The latest assessment of California’s primary tech agency by the state auditor has identified severe weaknesses in Strategic Planning, Information Security, and Project Oversight that limit the state’s management of its multi-billion dollar IT portfolio.
The report by the independent and well-respected auditor’s office flies in the face of Gov. Gavin Newsom’s repeated pledges to turn around the State of California’s dismal technology record.
“The long list of IT systems that that have failed, incurred huge cost overruns and/or were delayed for years is, or at least should be, especially embarrassing to Gov. Gavin Newsom,” according to Sacramento-based news organization CalMatters.
Considered a tech savvy official, Newsom in 2013 published a book, “Citizenville: How to Take the Town Square Digital and Reinvent Government.” I interview him about the book and his plans to bring – in his words – “State of the art – 1976 technology into the 21st Century for the state.”
In “Citizenville,” he was clear-eyed about the obstacles. “Because of the vast network of rules, regulations and laws that apply to virtually everything in government services, people aren’t sure what they’re allowed to do, much less what they’re supposed to do. Then you get IT department people who are paranoid about introducing anything new,” he wrote. “Resisting new technology is the government’s default position.”
Given that kind of clear understanding of California’s state IT issues and obstacles, plus his overall knowledge of the technology bounty available in Silicon Valley and elsewhere in the Golden State, why the continuing shipwreck on Governor Newsom’s watch after almost five years in office?
According to the auditor’s report, “State law and policy give the California Department of Technology (CDT) responsibility for and broad authority over nearly all aspects of IT in state government.” Specifically, CDT must produce an annual IT strategic plan to guide the State’s acquisition, management, and use of IT. In addition, state law requires CDT to issue and maintain policies governing the State’s information security and gives CDT the authority to conduct independent security assessments of every state agency.

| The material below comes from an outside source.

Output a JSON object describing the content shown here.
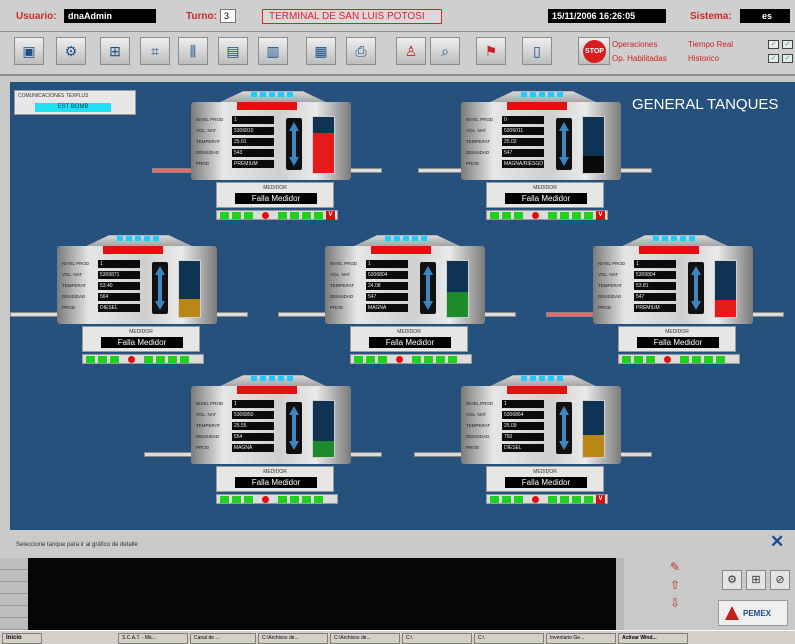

Finally, CDT is responsible for providing oversight of the State’s IT projects.”
And while CDT has the authority to suspend or terminate problematic projects, the auditor points out that this authority has not been exercised by CDT since 2016, while a hundred or more state IT projects are approved each year. In addition, CDT’s requirement to perform independent security assessments of all state agencies will not be completed until 2030, according to the report.
Why has this been allowed to happen over and over again for more than a quarter century at least?
Unexpectedly, during one brief shining moment during the Schwarzenegger administration beginning in 2003, he directed a total reorganization of the state’s clumsy IT group into a consolidated, cabinet agency secretariat, and appointed former Ford executive and Michigan CIO Teri Takai its first director. Over the next several years Takai orchestrated a remarkable IT renaissance for the new California Technology Agency, with clear authority and a peer-to-peer relationship among other agency cabinet secretaries and the new CIO.
In my new book for publication later this year and co-written with former state legislator, Lloyd Levin, entitled “Why Can’t California Do IT?”, I explain the reason for this success.
I maintain that there are two key factors needed for states and other governmental bodies to achieve IT success. First is for the governor and state legislature to empower the state CIO and vest the office with the authority, responsibility, resources, and support to get the job done. This determination is demonstrated through a strong CIO governance model exemplified by statutorily vesting in the CIO the enterprise IT authority for policy AND operations, and overall IT budget and oversight jurisdiction, along with the unquestionable and visible support from the governor, including most significantly cabinet status for the state CIO.
Second, in addition to the importance of an empowered CIO, for IT implementation to truly succeed, the state, or any governmental entity needs active and engaged executive program leadership in all the other secretariats.
The career state employees the governor has appointed state CIO the last few years are good people, but the new state CIO should be from outside government.
It’s something Governor Newson should do, and should have done five years ago.